If you started building FileMaker applications from scratch in more recent versions of the product you may not be very familiar with repeating fields and probably have never used them. You may even have an understanding of what they are but have never found a need to use them. If you've been using FileMaker for a long time or have taken over a legacy solution, chances are you've had to deal with them.
The FileMaker Platform gives you plenty of options for exporting data out of your app. You can export files as text or even a separate FileMaker file but in our experience, the most common export format is Excel. It's pretty easy to export data out of FileMaker into Excel; the tricky part is customizing the headers of the exported data.

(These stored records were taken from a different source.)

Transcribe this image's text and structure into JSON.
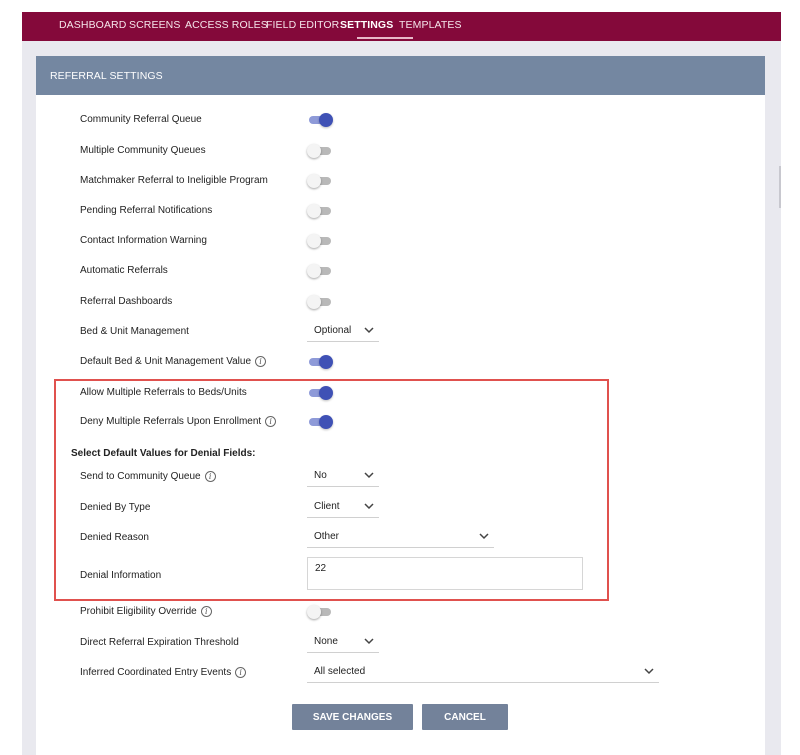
{
  "nav": {
    "tabs": [
      {
        "label": "DASHBOARD",
        "active": false
      },
      {
        "label": "SCREENS",
        "active": false
      },
      {
        "label": "ACCESS ROLES",
        "active": false
      },
      {
        "label": "FIELD EDITOR",
        "active": false
      },
      {
        "label": "SETTINGS",
        "active": true
      },
      {
        "label": "TEMPLATES",
        "active": false
      }
    ]
  },
  "section": {
    "title": "REFERRAL SETTINGS"
  },
  "settings": {
    "community_referral_queue": {
      "label": "Community Referral Queue",
      "on": true
    },
    "multiple_community_queues": {
      "label": "Multiple Community Queues",
      "on": false
    },
    "matchmaker_referral": {
      "label": "Matchmaker Referral to Ineligible Program",
      "on": false
    },
    "pending_referral_notifications": {
      "label": "Pending Referral Notifications",
      "on": false
    },
    "contact_information_warning": {
      "label": "Contact Information Warning",
      "on": false
    },
    "automatic_referrals": {
      "label": "Automatic Referrals",
      "on": false
    },
    "referral_dashboards": {
      "label": "Referral Dashboards",
      "on": false
    },
    "bed_unit_management": {
      "label": "Bed & Unit Management",
      "value": "Optional"
    },
    "default_bed_unit_value": {
      "label": "Default Bed & Unit Management Value",
      "on": true
    },
    "allow_multiple_referrals": {
      "label": "Allow Multiple Referrals to Beds/Units",
      "on": true
    },
    "deny_multiple_referrals": {
      "label": "Deny Multiple Referrals Upon Enrollment",
      "on": true
    },
    "denial_heading": "Select Default Values for Denial Fields:",
    "send_to_community_queue": {
      "label": "Send to Community Queue",
      "value": "No"
    },
    "denied_by_type": {
      "label": "Denied By Type",
      "value": "Client"
    },
    "denied_reason": {
      "label": "Denied Reason",
      "value": "Other"
    },
    "denial_information": {
      "label": "Denial Information",
      "value": "22"
    },
    "prohibit_eligibility_override": {
      "label": "Prohibit Eligibility Override",
      "on": false
    },
    "direct_referral_expiration": {
      "label": "Direct Referral Expiration Threshold",
      "value": "None"
    },
    "inferred_coordinated_entry": {
      "label": "Inferred Coordinated Entry Events",
      "value": "All selected"
    }
  },
  "actions": {
    "save_label": "SAVE CHANGES",
    "cancel_label": "CANCEL"
  },
  "colors": {
    "nav_bg": "#84093a",
    "header_bg": "#7487a1",
    "toggle_on": "#3f51b5",
    "button_bg": "#73829a",
    "highlight": "#e0514e"
  }
}
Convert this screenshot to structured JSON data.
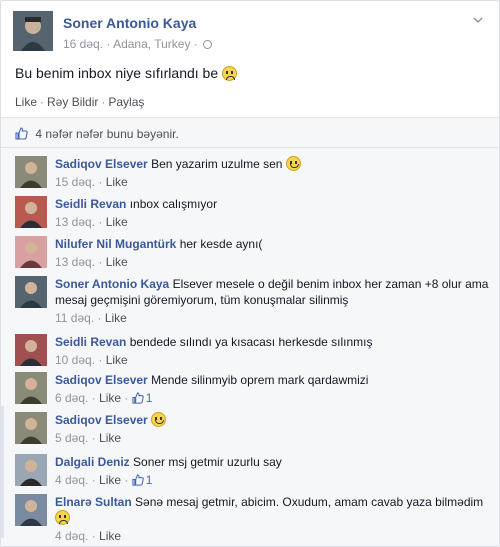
{
  "post": {
    "author": "Soner Antonio Kaya",
    "time": "16 dəq.",
    "location": "Adana, Turkey",
    "text": "Bu benim inbox niye sıfırlandı be",
    "actions": {
      "like": "Like",
      "comment": "Rəy Bildir",
      "share": "Paylaş"
    },
    "likes_text": "4 nəfər nəfər bunu bəyənir."
  },
  "comments": [
    {
      "name": "Sadiqov Elsever",
      "text": "Ben yazarim uzulme sen",
      "emoji": "happy",
      "time": "15 dəq.",
      "like": "Like",
      "likes": ""
    },
    {
      "name": "Seidli Revan",
      "text": "ınbox calışmıyor",
      "time": "13 dəq.",
      "like": "Like",
      "likes": ""
    },
    {
      "name": "Nilufer Nil Mugantürk",
      "text": "her kesde aynı(",
      "time": "13 dəq.",
      "like": "Like",
      "likes": ""
    },
    {
      "name": "Soner Antonio Kaya",
      "text": "Elsever mesele o değil benim inbox her zaman +8 olur ama mesaj geçmişini göremiyorum, tüm konuşmalar silinmiş",
      "time": "11 dəq.",
      "like": "Like",
      "likes": ""
    },
    {
      "name": "Seidli Revan",
      "text": "bendede sılındı ya kısacası herkesde sılınmış",
      "time": "10 dəq.",
      "like": "Like",
      "likes": ""
    },
    {
      "name": "Sadiqov Elsever",
      "text": "Mende silinmyib oprem mark qardawmizi",
      "time": "6 dəq.",
      "like": "Like",
      "likes": "1"
    },
    {
      "name": "Sadiqov Elsever",
      "text": "",
      "emoji": "happy",
      "time": "5 dəq.",
      "like": "Like",
      "likes": ""
    },
    {
      "name": "Dalgali Deniz",
      "text": "Soner msj getmir uzurlu say",
      "time": "4 dəq.",
      "like": "Like",
      "likes": "1"
    },
    {
      "name": "Elnarə Sultan",
      "text": "Sənə mesaj getmir, abicim. Oxudum, amam cavab yaza bilmədim",
      "emoji": "sad",
      "time": "4 dəq.",
      "like": "Like",
      "likes": ""
    }
  ]
}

Why would you want to customize the headers? You may want to customize headers so that they're easy for the user to understand or to make them consistent with field names in other systems. For example, some of our developers like to group the "name" fields in a contact database by having them all start with the text "name" – nameFirst and nameLast instead of First Name and Last Name. So when we export that data natively from FileMaker, the column header will be nameFirst, not First Name. I won't get into why we do that here; that's a whole other blog post about field FileMaker naming conventions.
There are different factors that contribute to a successful custom application. Of course, function is important, but even if the app does exactly what users need it to do, users may not necessarily like it if it's difficult to use due to poor legibility, navigability, responsiveness, etc.
FileMaker, the Workplace Innovation Platform, helps to speed up custom app development, right down to the smallest detail, including design styles. The user interface has a huge impact on user experience. A well-designed interface generally equates to a positive experience. Developers must ensure that they use appropriate and consistent fonts, sizes, colors, images, layouts, and so forth within their applications. They can simply accomplish this by creating custom styles for the apps they design.